    • If the third conviction is within 10 years of a prior conviction, there is a mandatory imprisonment of at least 30 days. At least 48 hours of confinement must be consecutive.
    • If the third conviction is more than 10 years after the prior conviction, imprisonment for no more than 12 months is mandated.
  • Fourth or subsequent conviction:
    • Imprisonment for not more than five years, or as provided in section 775.084, Florida Statutes, if habitual or violent offenders.

Moreover, there are different penalties attached to driving under the influence if you cause damage to property or cause bodily harm to another as a result of doing so. People who cause property damage or physically injure another can be fined up to $1,000 or face up to 1 year of imprisonment.

Lastly, causing the death of another by reason of driving under the influence has the following penalties:

  • DUI Manslaughter: Second-degree felony (not more than $10,000 fine and/or 15 years imprisonment).
  • DUI Manslaughter/Leaving the Scene: A driver convicted of DUI manslaughter who knew or should have known the crash occurred but failed to give information or render aid is guilty of a first-degree felony (not more than a $10,000 fine and/or 30 years of imprisonment).
  • Vehicular Homicide: Second-degree felony (not more than $10,000 fine and/or 15 years imprisonment).
  • Vehicular Homicide/Leaving the Scene: A driver convicted of vehicular homicide who leaves the scene of a crash is guilty of a first-degree felony (not more than a $10,000 fine and/or 30 years of imprisonment).

To read more about the state’s laws on driving under the influence, you may read Florida Statutes 316.

Final Words

At this point, you already have a general knowledge of how alcohol consumption affects the body and the pertinent provisions of the state’s laws on driving under the influence.

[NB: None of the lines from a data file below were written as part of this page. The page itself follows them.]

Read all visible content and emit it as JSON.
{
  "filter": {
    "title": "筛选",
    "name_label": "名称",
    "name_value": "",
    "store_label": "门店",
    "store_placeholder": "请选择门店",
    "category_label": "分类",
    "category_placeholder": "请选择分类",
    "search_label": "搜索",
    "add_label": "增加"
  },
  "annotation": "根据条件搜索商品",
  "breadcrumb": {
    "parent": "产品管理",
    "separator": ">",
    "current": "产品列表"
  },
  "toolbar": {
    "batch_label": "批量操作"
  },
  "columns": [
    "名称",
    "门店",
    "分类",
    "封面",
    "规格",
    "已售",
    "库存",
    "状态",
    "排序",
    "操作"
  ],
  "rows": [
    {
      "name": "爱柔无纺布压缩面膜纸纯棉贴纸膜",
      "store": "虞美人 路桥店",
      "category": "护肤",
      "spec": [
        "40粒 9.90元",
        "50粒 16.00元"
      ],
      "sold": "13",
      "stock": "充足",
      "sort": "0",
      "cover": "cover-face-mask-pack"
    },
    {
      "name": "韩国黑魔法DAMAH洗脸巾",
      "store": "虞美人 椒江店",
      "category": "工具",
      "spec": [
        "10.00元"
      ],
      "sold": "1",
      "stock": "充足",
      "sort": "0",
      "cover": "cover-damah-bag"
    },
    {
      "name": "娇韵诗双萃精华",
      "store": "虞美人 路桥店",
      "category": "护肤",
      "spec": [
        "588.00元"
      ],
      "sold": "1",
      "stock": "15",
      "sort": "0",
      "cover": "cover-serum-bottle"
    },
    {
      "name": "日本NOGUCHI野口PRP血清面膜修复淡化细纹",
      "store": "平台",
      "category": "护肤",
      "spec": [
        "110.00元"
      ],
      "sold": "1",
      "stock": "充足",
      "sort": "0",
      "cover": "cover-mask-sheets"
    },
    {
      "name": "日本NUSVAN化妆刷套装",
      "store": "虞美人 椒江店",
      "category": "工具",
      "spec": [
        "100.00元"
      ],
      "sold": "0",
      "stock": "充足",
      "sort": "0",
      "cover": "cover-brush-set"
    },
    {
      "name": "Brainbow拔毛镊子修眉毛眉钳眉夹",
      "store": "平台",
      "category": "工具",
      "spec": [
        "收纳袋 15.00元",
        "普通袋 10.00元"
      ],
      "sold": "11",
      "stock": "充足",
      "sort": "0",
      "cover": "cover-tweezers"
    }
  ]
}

Going out to drink is a great way to let loose for a little bit, especially after the past couple of years we dealt with the pandemic, which most definitely changed the way we live our lives and socialize. 

Now that our lives are slowly returning to normal, we can go back to doing what we did pre-pandemic, including going out to clubs and bars for drinks with our friends. However, we have to do this with our safety in mind. 

Let’s keep in mind that with this privilege restored, we have a great responsibility to uphold. This responsibility not only extends to ourselves, but to those surrounding us as well. It is always prudent to limit your alcohol consumption in order to be in full possession of your faculties. If you know that binge drinking is definitely on the agenda for the night out, you may equip yourself by not bringing your vehicle and having a designated driver among the group that you will be with.

However, in the most unfortunate event that you do end up driving under the influence and getting arrested for it, you will most likely need the assistance of counsel in helping you build a strong defense for your case. Your lawyer will conduct extensive research on how to provide the best defense for you and ensure the most favorable outcome in light of the circumstances.

Find Out More in a Free Consultation With Browning Law Firm

If you have been arrested for DUI and need help building a strong defense, we can help. To schedule a consultation with Browning Law, call from wherever you are in the Florida panhandle: 850-344-1736 or complete our contact form.